Please state how many lines below include the word "title"; the reply should be the number only.

Data about app and page elements:
· · · ·

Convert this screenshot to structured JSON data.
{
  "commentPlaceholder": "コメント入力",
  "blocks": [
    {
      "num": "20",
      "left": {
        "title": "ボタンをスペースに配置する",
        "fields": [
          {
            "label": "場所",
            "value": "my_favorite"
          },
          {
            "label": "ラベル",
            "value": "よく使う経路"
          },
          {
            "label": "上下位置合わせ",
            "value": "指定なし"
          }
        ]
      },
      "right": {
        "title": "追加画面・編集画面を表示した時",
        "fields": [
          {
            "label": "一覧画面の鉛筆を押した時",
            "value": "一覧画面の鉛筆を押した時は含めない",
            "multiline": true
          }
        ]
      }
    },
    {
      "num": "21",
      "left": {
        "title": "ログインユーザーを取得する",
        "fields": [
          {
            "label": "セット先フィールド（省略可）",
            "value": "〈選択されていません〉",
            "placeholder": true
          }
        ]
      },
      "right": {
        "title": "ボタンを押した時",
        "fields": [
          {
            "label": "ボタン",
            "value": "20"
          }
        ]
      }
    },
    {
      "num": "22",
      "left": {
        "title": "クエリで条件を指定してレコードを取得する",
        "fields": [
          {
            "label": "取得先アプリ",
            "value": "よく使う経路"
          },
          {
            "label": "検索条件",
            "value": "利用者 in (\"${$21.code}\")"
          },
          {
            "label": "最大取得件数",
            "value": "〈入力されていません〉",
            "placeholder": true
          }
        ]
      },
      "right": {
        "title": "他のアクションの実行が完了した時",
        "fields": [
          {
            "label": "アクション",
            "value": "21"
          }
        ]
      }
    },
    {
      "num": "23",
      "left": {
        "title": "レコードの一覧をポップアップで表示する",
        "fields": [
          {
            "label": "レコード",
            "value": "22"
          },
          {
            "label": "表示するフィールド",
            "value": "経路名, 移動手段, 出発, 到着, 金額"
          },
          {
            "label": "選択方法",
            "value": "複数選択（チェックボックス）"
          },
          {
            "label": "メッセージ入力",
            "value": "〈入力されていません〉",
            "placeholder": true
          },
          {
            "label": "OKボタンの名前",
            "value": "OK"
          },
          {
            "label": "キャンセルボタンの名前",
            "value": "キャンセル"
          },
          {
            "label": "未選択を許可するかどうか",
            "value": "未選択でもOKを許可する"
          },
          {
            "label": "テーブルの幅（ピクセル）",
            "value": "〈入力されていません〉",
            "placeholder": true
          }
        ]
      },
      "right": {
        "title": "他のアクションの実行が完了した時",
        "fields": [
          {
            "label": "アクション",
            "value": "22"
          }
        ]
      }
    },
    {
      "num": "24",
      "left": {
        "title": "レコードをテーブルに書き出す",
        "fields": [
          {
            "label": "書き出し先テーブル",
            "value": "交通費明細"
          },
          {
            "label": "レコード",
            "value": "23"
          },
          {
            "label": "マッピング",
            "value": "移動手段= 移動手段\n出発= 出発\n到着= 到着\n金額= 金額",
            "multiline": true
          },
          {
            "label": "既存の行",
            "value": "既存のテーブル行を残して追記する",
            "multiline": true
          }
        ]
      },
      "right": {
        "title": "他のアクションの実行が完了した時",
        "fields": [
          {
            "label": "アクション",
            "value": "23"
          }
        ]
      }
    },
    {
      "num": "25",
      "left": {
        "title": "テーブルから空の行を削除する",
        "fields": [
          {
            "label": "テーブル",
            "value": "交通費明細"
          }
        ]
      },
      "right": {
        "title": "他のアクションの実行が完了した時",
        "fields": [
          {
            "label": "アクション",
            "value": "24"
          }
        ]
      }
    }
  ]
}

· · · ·

--- Output for this exercise ---
12